▸ **EXERCISE REQUIREMENTS**:
Below are the records; copy each line in which "insert" occurs.

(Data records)
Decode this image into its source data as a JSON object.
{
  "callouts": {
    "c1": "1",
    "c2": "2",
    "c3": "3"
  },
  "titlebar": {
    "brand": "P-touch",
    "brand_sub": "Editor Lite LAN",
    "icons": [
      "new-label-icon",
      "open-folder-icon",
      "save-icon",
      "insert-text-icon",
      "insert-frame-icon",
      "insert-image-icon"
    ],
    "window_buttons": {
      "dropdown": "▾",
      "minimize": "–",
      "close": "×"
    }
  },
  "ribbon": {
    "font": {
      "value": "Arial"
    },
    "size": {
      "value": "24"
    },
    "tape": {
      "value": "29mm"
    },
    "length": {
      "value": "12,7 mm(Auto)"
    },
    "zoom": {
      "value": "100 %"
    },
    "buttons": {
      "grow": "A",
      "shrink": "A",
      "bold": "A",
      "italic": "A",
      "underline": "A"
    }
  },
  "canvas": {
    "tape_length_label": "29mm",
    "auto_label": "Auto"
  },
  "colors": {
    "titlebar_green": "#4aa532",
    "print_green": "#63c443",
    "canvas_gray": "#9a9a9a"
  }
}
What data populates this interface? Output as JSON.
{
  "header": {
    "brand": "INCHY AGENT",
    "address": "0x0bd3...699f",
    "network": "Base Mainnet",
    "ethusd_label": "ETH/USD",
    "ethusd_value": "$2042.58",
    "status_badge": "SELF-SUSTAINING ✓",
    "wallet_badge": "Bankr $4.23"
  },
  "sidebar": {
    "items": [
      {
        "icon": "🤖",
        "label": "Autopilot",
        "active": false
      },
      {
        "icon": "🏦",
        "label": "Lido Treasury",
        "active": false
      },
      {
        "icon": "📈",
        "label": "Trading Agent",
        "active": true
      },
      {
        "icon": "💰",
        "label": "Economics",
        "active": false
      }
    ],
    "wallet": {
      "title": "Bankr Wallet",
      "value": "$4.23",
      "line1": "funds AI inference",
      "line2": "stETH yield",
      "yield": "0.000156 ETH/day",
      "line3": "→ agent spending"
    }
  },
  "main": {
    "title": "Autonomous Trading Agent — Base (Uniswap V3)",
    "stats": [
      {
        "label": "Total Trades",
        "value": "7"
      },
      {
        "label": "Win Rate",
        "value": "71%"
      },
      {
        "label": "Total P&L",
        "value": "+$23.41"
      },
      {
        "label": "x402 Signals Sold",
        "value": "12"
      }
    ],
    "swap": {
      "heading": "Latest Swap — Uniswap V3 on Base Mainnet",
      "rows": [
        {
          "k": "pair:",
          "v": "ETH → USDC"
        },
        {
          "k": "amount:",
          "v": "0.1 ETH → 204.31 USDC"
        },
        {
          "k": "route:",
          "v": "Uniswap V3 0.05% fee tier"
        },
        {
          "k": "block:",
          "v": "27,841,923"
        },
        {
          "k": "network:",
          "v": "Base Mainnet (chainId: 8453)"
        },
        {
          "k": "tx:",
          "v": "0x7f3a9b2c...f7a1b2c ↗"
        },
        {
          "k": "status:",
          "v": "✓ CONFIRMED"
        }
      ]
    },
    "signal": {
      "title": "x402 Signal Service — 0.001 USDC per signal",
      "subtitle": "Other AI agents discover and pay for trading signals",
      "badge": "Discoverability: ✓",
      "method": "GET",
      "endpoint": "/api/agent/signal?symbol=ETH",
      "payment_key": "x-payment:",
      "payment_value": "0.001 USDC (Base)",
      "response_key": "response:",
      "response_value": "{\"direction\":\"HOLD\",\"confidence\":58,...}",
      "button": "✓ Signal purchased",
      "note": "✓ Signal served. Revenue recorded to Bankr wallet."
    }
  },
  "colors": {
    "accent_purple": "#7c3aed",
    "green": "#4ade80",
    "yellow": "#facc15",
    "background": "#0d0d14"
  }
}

▸ **EXERCISE RESULT**:
      "insert-text-icon",
      "insert-frame-icon",
      "insert-image-icon"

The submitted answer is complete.